If you aren’t already using a trail camera to enhance your hunting experience in the field, then shame on you.
Trail cameras have changed scouting and monitoring of deer hunting dramatically during the last decade. Now hunters that have always wondered what was happening at their favorite treestands, bedding areas, food sources, and high traffic areas can no longer wonder thanks to the easy-to-use trail cameras on the market today. Trail cameras are a must have for any serious deer hunter because they offer a new and improved way to scout and monitor your hunting location at an affordable cost.
Trail cameras can help find the secret hinding location of that monster buck you have targeted for years and/or help you find that perfect spot to take a youth hunter for a early season doe hunt. During the pre-rut, whitetails act as any other creature of habit and tend to hold to travel and food patterns. If you can pattern a shooter buck chances are reasonably good that you will have an encounter with him around the same time and location as your camera has captured his photo. In theory, this can assist hunters who have limited time to spend in the field due to work, family, or other personal obligations, with focusing their efforts and limiting the total number of hours needed in your treestand to successfully fill your tag. However, Any experienced whitetail hunter will tell you that is usually not the case as whitetails can change there patterns at any time for any reason, but choosing the proper trail camera and effectively using it will increase your chance for a successful hunt.
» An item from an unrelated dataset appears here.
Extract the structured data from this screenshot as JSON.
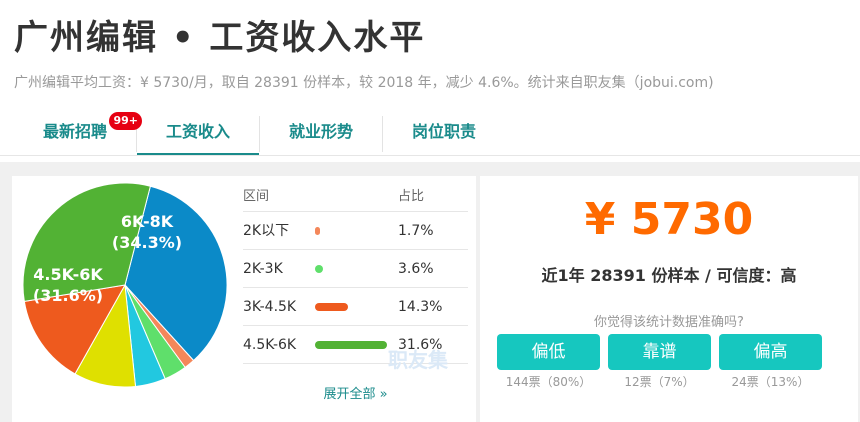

You can only hunt one location at a time from a treestand but you can determine what location is best to hunt by placing trail cameras in multiple locations throughout your hunting area during pre-season scouting. Use the date and time stamps to pull together the rough data to create a travel pattern for the deer in the area or a specific deer or elusive buck.
Like any equipment, there are decisions to be made when choosing a trail camera. The most glaring is whether you want photos or photos and videos, which will increase cost. Most digital images and motion activated videos can be stored in a database on your personal computer. You have plenty of brand names to choose from including Cuddeback, Moultrie, Bushnell, Predator, Stealth, and Wildgame Innovations to name a few.
Be sure to select a trail camera that meets your needs as a hunter. When selecting the trail cam that is right for you it is imperative that you consider how you would like to use your trail camera and how much time and effort you are willing to put into it. If you are planning on setting up trail cameras to monitor bedding areas, food sources, and high traffic areas, then I recommend you buy a camera with high quality motion detection and fast shutter speed enabling you to catch your deer in transit from one area to another. Conversely, if you are setting up over your specific location or a particular food source like a salt lick, then you may only need one camera.
Personally, we here at Team Surra Outdoors almost enjoy setting up my trail cam, retreving the data, targeting a sepcific animal(s) to hunt, and creating individual animal travel patterns as much as harvesting these giants… ALMOST!
If you have questions, comments, or trail cam pics you would like to share contact us at email@example.com.